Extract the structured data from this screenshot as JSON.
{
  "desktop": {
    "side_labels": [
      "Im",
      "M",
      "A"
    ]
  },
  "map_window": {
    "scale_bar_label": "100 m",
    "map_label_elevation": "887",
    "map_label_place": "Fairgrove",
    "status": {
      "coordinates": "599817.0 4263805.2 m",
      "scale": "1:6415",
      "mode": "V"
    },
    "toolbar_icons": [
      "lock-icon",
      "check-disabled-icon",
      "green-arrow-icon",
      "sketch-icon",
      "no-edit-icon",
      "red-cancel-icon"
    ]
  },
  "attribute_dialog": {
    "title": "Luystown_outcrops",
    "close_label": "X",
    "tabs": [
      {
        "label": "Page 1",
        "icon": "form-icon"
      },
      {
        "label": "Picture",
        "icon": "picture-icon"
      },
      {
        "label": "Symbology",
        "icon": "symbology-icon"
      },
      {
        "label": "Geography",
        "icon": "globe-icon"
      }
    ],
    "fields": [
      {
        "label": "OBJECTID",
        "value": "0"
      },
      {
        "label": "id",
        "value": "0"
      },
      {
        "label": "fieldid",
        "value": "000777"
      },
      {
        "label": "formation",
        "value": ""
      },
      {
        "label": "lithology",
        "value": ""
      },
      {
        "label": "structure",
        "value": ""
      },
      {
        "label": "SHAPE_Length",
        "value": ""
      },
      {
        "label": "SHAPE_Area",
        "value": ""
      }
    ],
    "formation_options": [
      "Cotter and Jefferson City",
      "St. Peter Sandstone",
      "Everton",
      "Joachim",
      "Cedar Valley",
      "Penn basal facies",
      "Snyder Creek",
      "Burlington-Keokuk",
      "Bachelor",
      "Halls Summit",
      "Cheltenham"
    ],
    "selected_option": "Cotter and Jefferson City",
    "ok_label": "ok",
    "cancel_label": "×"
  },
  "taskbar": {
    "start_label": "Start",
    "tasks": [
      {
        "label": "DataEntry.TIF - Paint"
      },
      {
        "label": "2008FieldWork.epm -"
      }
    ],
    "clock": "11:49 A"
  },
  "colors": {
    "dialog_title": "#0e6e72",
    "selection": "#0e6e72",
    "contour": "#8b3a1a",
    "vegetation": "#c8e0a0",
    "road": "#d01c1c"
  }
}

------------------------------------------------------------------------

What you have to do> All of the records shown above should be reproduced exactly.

Written answer>
Extract the structured data from this screenshot as JSON.
{
  "desktop": {
    "side_labels": [
      "Im",
      "M",
      "A"
    ]
  },
  "map_window": {
    "scale_bar_label": "100 m",
    "map_label_elevation": "887",
    "map_label_place": "Fairgrove",
    "status": {
      "coordinates": "599817.0 4263805.2 m",
      "scale": "1:6415",
      "mode": "V"
    },
    "toolbar_icons": [
      "lock-icon",
      "check-disabled-icon",
      "green-arrow-icon",
      "sketch-icon",
      "no-edit-icon",
      "red-cancel-icon"
    ]
  },
  "attribute_dialog": {
    "title": "Luystown_outcrops",
    "close_label": "X",
    "tabs": [
      {
        "label": "Page 1",
        "icon": "form-icon"
      },
      {
        "label": "Picture",
        "icon": "picture-icon"
      },
      {
        "label": "Symbology",
        "icon": "symbology-icon"
      },
      {
        "label": "Geography",
        "icon": "globe-icon"
      }
    ],
    "fields": [
      {
        "label": "OBJECTID",
        "value": "0"
      },
      {
        "label": "id",
        "value": "0"
      },
      {
        "label": "fieldid",
        "value": "000777"
      },
      {
        "label": "formation",
        "value": ""
      },
      {
        "label": "lithology",
        "value": ""
      },
      {
        "label": "structure",
        "value": ""
      },
      {
        "label": "SHAPE_Length",
        "value": ""
      },
      {
        "label": "SHAPE_Area",
        "value": ""
      }
    ],
    "formation_options": [
      "Cotter and Jefferson City",
      "St. Peter Sandstone",
      "Everton",
      "Joachim",
      "Cedar Valley",
      "Penn basal facies",
      "Snyder Creek",
      "Burlington-Keokuk",
      "Bachelor",
      "Halls Summit",
      "Cheltenham"
    ],
    "selected_option": "Cotter and Jefferson City",
    "ok_label": "ok",
    "cancel_label": "×"
  },
  "taskbar": {
    "start_label": "Start",
    "tasks": [
      {
        "label": "DataEntry.TIF - Paint"
      },
      {
        "label": "2008FieldWork.epm -"
      }
    ],
    "clock": "11:49 A"
  },
  "colors": {
    "dialog_title": "#0e6e72",
    "selection": "#0e6e72",
    "contour": "#8b3a1a",
    "vegetation": "#c8e0a0",
    "road": "#d01c1c"
  }
}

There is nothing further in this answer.